You can now stop hoarding and panic-buying face masks, at least if you’re living in Metro Manila.
According to Dr. Gerry Bagtasa of the University of the Philippines (UP) Institute of Environmental Science and Meteorology, the air quality at the capital city was actually worse during the New Year festivities compared to the aftermath of the eruption of the Taal Volcano.
Apparently, the weather plus the land cooling at nighttime actually prevented the majority of the ash from descending to the surface.
‘But most of the ash plume [blown toward Metro Manila] descended only up to 3 km. The finer ash was not able to reach the ground surface … The ashfall observed in some areas [is] relatively huge, which [was] pulled down by gravity.’ he said in an interview.
Bagtasa also clarified that much of the ash and dust that covered vehicles – and ultimately led to the ‘mask crisis’ – were too big to be inhaled anyway.
‘Yung diameter niya is around the width of the hair or around 3 times larger than the width of the hair. Ito ay malalaki.
In fact, hindi natin siya nahihinga paloob ng katawan natin,’ he furthered.
Bagtasa concludes that it’s people with respiratory conditions, such as asthma, that are really in need of the N95 masks.

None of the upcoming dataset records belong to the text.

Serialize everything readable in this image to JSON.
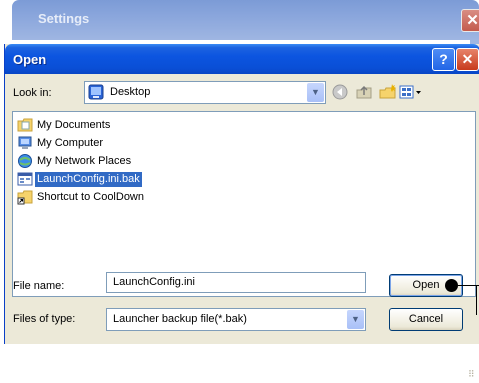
{
  "background_window": {
    "title": "Settings",
    "close_glyph": "✕"
  },
  "dialog": {
    "title": "Open",
    "help_glyph": "?",
    "close_glyph": "✕",
    "look_in": {
      "label": "Look in:",
      "value": "Desktop",
      "icon": "desktop-icon"
    },
    "toolbar_icons": [
      "back-icon",
      "up-folder-icon",
      "new-folder-icon",
      "views-menu-icon"
    ],
    "files": [
      {
        "name": "My Documents",
        "icon": "my-documents-icon",
        "selected": false
      },
      {
        "name": "My Computer",
        "icon": "my-computer-icon",
        "selected": false
      },
      {
        "name": "My Network Places",
        "icon": "network-places-icon",
        "selected": false
      },
      {
        "name": "LaunchConfig.ini.bak",
        "icon": "config-file-icon",
        "selected": true
      },
      {
        "name": "Shortcut to CoolDown",
        "icon": "shortcut-folder-icon",
        "selected": false
      }
    ],
    "file_name": {
      "label": "File name:",
      "value": "LaunchConfig.ini"
    },
    "file_type": {
      "label": "Files of type:",
      "value": "Launcher backup file(*.bak)"
    },
    "buttons": {
      "open": "Open",
      "cancel": "Cancel"
    }
  },
  "colors": {
    "title_bar": "#0a4fd6",
    "dialog_face": "#ece9d8",
    "selection": "#316ac5",
    "input_border": "#7f9db9"
  }
}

‘Pag sinabing moderate, hindi naman lahat ng tao magkakasakit or mauubo. So ‘yung mga vulnerable na tao – mga bata, matatanda, mga may sakit sa lungs, may asthma…kailangan nila noong mask na iyon, even at relatively low levels.’